- Assignment: Copy each line of the listing below where the word "legend" turns up.

- Information shown:
┄┄┄┄┄┄

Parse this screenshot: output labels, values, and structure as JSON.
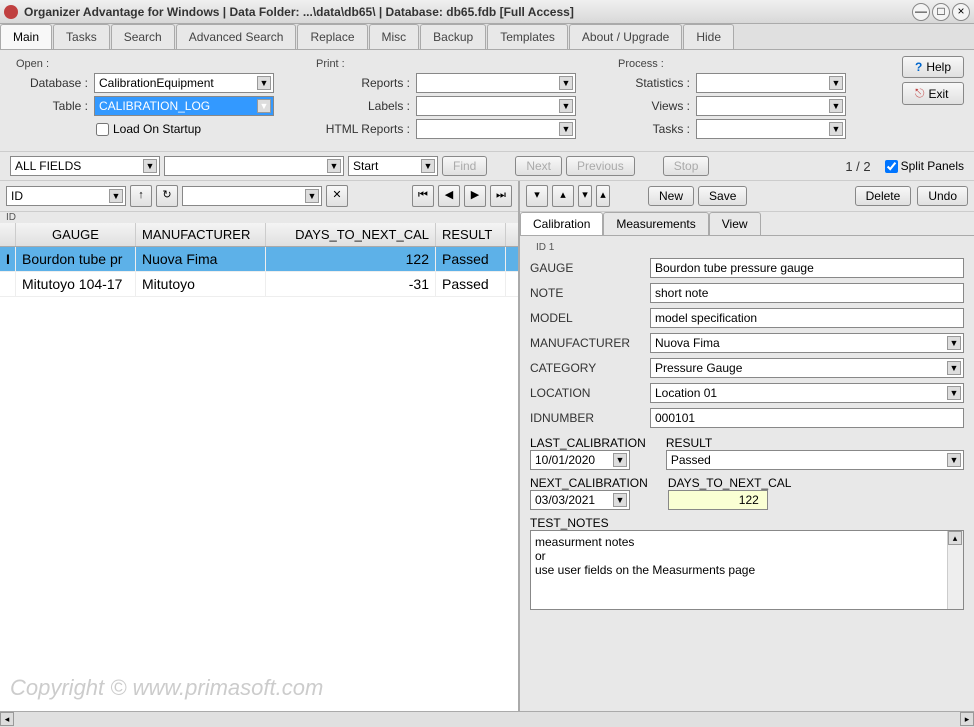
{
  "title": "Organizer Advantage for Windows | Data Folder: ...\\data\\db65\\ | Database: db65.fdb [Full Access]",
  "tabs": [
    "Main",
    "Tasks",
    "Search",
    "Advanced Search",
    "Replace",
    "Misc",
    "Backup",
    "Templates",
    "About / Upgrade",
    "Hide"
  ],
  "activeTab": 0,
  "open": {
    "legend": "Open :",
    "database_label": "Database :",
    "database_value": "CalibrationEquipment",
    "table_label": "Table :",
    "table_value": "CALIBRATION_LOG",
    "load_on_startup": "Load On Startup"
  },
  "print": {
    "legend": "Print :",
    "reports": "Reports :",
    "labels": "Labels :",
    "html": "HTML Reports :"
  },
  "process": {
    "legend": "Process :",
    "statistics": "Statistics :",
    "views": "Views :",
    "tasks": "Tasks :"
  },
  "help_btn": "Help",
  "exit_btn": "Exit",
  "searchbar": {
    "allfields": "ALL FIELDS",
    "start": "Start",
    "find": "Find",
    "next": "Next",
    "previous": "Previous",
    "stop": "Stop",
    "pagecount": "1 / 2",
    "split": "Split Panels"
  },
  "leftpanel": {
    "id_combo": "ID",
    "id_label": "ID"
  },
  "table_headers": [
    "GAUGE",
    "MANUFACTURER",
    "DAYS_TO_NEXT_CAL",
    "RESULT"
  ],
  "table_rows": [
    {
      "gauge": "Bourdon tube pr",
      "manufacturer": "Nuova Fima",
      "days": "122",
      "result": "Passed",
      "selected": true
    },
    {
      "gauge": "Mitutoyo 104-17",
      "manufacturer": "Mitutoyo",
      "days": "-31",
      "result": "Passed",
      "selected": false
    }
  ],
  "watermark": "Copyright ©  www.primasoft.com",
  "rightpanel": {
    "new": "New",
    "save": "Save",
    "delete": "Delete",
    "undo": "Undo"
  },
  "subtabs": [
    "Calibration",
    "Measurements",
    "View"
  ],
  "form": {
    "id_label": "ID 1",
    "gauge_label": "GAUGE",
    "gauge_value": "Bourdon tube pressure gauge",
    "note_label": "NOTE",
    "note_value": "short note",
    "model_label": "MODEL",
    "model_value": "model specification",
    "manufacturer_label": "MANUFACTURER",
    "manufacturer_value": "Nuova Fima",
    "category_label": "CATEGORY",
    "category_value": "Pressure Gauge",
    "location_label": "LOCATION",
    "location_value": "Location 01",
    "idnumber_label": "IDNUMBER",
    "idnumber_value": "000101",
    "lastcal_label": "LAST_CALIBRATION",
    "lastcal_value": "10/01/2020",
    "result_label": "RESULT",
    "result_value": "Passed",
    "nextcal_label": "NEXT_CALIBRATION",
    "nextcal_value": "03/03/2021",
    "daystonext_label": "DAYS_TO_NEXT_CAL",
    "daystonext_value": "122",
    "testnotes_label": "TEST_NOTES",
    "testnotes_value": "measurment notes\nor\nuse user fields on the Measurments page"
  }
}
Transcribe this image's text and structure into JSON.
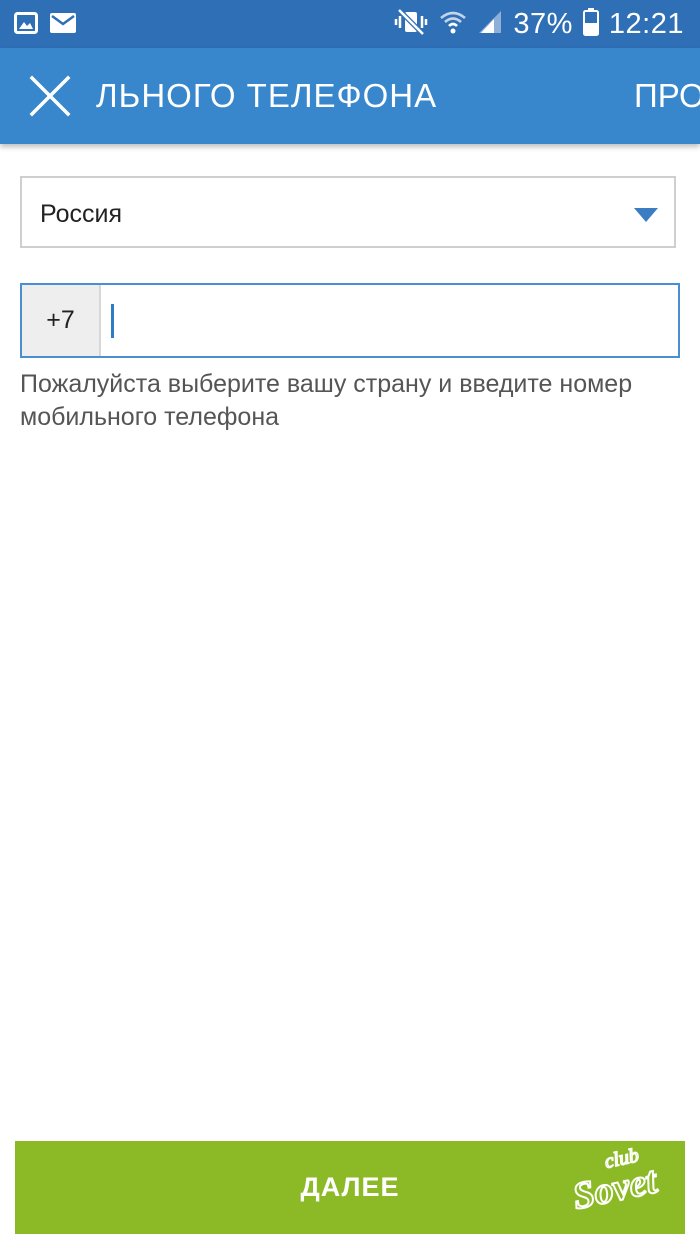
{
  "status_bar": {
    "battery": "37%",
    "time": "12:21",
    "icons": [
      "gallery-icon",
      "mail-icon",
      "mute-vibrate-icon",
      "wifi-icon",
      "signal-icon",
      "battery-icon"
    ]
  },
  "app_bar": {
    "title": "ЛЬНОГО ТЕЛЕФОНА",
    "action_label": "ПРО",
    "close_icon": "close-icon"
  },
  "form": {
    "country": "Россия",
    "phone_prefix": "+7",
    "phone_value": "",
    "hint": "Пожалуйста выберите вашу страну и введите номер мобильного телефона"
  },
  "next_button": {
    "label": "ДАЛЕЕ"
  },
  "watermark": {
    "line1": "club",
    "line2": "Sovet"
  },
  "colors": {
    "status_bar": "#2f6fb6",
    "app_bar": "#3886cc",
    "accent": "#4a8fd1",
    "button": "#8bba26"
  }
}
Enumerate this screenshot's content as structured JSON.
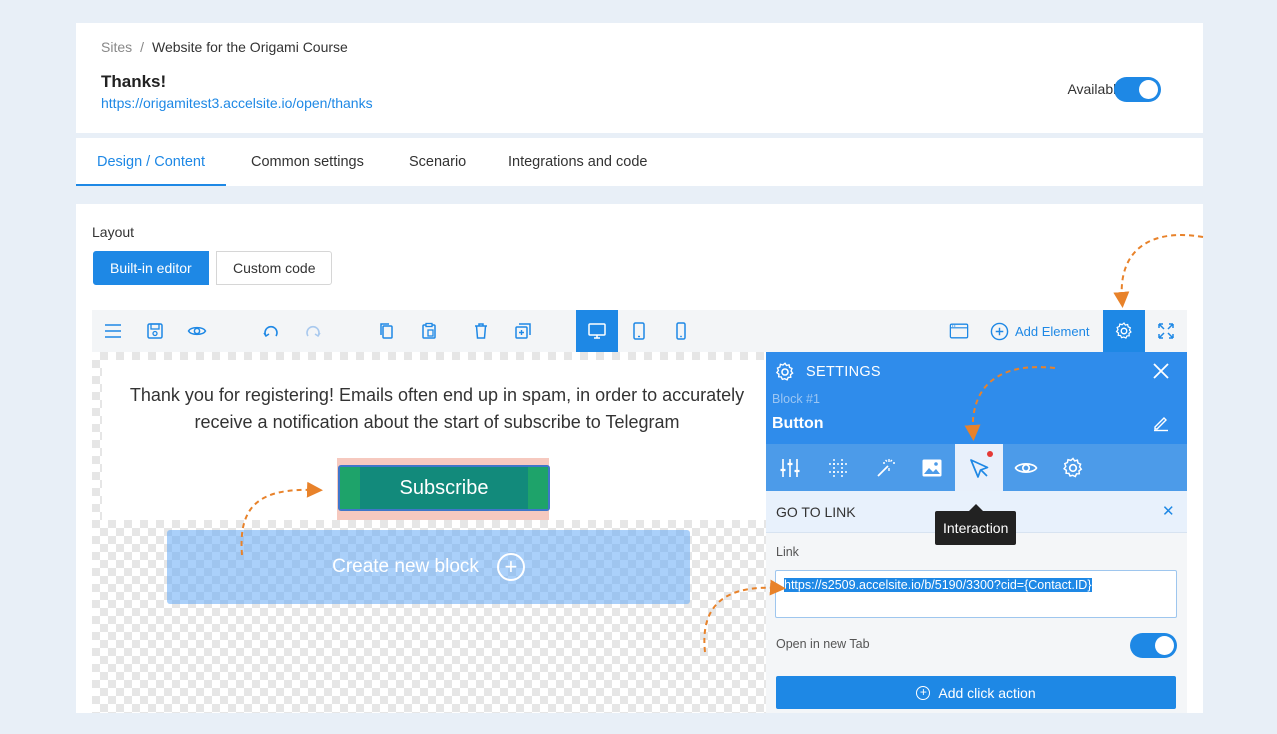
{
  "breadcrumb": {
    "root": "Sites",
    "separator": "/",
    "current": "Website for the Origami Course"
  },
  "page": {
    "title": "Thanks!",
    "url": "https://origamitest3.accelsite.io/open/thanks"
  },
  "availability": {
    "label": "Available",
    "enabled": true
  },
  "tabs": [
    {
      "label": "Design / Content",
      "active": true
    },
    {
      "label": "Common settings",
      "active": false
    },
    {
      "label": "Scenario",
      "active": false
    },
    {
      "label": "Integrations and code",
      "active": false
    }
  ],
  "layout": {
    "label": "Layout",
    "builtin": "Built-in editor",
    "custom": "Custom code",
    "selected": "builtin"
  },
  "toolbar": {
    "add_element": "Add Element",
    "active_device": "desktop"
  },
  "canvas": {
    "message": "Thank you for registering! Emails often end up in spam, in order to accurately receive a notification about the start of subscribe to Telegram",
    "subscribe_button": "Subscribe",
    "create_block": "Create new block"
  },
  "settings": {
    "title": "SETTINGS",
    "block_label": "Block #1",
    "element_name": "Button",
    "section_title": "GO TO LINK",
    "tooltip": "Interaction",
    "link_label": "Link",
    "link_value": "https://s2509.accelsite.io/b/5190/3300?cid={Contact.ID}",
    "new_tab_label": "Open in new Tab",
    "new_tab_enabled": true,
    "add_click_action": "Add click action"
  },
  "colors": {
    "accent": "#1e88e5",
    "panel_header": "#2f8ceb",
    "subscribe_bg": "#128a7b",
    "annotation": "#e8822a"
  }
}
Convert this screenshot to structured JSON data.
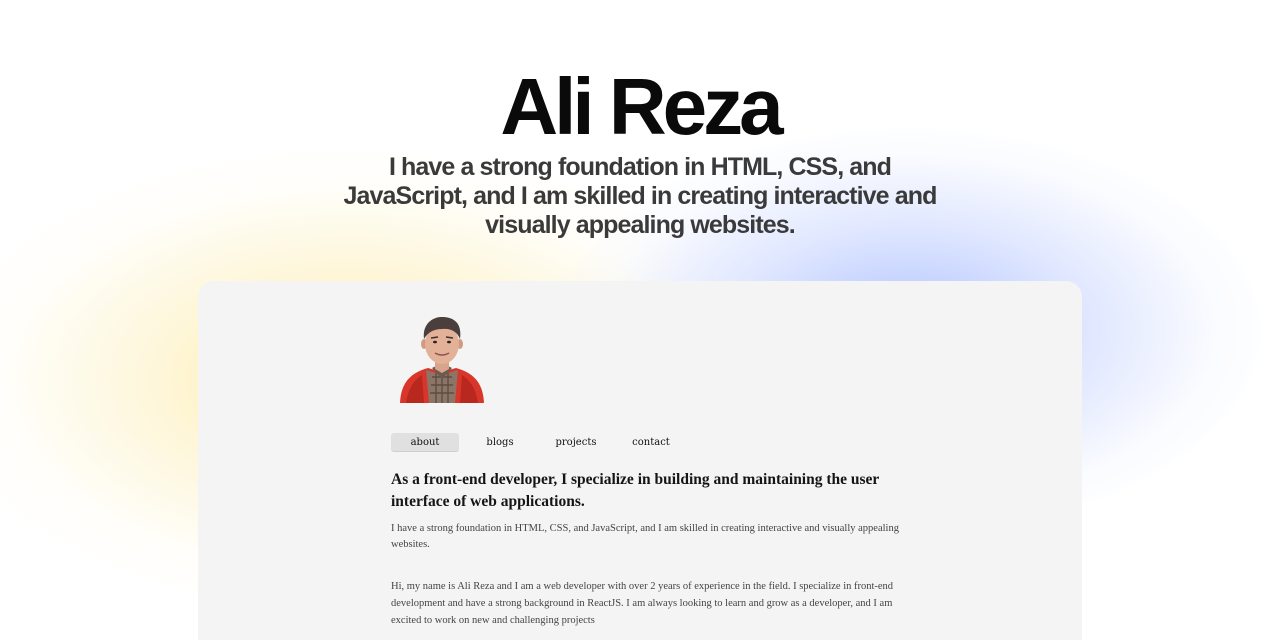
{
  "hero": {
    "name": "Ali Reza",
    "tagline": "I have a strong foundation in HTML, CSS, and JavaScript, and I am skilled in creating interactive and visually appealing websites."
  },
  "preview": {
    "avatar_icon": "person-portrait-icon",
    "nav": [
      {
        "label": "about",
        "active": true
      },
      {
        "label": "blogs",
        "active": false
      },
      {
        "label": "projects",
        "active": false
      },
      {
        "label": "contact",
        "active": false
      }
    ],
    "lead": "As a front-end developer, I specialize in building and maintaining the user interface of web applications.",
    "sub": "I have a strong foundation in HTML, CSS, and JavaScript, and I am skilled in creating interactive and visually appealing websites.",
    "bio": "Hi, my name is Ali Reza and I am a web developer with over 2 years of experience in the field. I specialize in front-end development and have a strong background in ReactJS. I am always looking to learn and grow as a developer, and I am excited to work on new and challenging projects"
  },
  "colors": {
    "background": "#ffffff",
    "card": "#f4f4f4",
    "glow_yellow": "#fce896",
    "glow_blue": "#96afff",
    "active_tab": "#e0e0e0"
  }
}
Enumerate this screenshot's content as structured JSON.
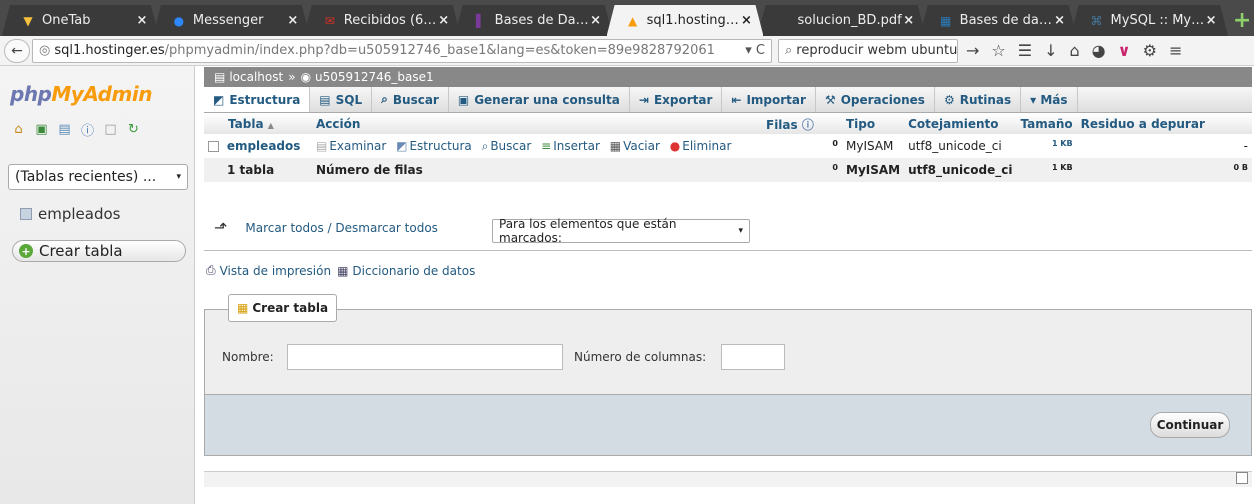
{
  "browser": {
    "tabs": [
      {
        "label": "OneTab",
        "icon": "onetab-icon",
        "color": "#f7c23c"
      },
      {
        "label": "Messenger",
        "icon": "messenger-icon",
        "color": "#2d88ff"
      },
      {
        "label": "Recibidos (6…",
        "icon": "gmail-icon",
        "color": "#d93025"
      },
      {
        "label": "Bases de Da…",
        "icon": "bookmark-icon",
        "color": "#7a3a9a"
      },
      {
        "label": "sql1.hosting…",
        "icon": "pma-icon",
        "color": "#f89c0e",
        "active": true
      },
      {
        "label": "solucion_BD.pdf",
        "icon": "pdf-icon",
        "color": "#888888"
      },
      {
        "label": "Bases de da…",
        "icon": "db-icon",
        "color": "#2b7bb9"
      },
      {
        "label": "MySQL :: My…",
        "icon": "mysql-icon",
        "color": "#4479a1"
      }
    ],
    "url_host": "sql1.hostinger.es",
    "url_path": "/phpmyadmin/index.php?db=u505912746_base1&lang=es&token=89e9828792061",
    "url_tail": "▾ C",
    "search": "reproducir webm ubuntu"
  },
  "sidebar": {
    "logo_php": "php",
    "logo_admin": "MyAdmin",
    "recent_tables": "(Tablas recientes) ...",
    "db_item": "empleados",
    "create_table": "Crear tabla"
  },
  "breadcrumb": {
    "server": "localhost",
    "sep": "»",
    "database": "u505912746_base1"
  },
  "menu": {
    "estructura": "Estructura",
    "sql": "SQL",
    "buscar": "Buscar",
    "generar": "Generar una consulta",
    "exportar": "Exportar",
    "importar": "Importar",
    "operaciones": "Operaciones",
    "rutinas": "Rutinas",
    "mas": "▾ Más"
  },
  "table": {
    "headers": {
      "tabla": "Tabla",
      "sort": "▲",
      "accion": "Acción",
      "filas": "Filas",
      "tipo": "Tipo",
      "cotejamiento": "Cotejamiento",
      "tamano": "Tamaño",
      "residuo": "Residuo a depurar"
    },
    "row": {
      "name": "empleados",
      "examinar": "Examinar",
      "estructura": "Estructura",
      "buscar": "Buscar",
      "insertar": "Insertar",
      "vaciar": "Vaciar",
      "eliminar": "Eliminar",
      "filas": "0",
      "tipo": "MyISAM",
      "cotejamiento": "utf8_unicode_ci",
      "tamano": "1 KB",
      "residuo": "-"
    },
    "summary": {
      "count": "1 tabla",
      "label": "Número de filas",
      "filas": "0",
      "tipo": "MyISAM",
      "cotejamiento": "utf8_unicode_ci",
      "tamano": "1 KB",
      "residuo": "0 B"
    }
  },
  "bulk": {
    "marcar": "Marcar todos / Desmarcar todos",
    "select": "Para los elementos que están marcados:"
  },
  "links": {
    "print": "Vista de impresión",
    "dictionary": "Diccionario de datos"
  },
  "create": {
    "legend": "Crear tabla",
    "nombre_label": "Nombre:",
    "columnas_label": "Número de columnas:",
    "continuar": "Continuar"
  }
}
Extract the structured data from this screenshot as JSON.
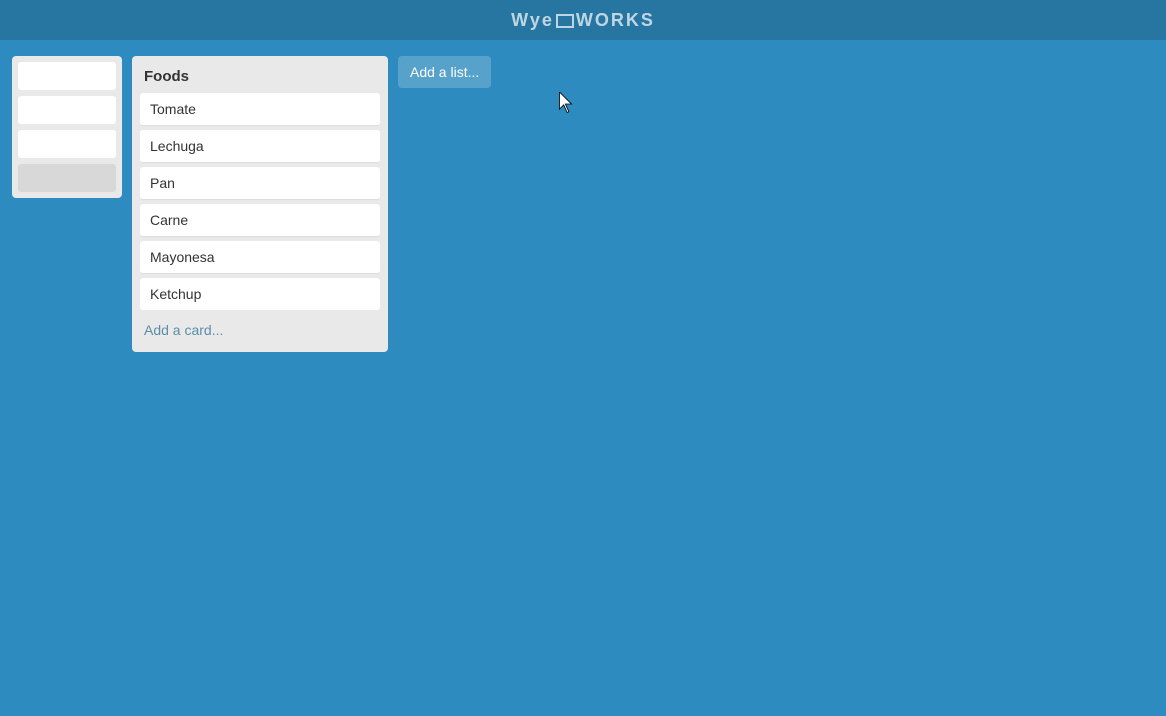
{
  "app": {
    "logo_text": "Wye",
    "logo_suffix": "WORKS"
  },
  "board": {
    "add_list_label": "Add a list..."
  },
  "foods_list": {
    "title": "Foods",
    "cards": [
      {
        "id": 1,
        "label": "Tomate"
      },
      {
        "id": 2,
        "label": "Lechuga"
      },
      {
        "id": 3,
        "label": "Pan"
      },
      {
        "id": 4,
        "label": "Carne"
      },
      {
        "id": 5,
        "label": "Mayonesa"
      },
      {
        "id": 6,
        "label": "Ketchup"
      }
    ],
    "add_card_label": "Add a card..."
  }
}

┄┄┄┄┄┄

- Written response:
    "legend": "Open :",
    "legend": "Print :",
    "legend": "Process :",
    "legend": "Crear tabla",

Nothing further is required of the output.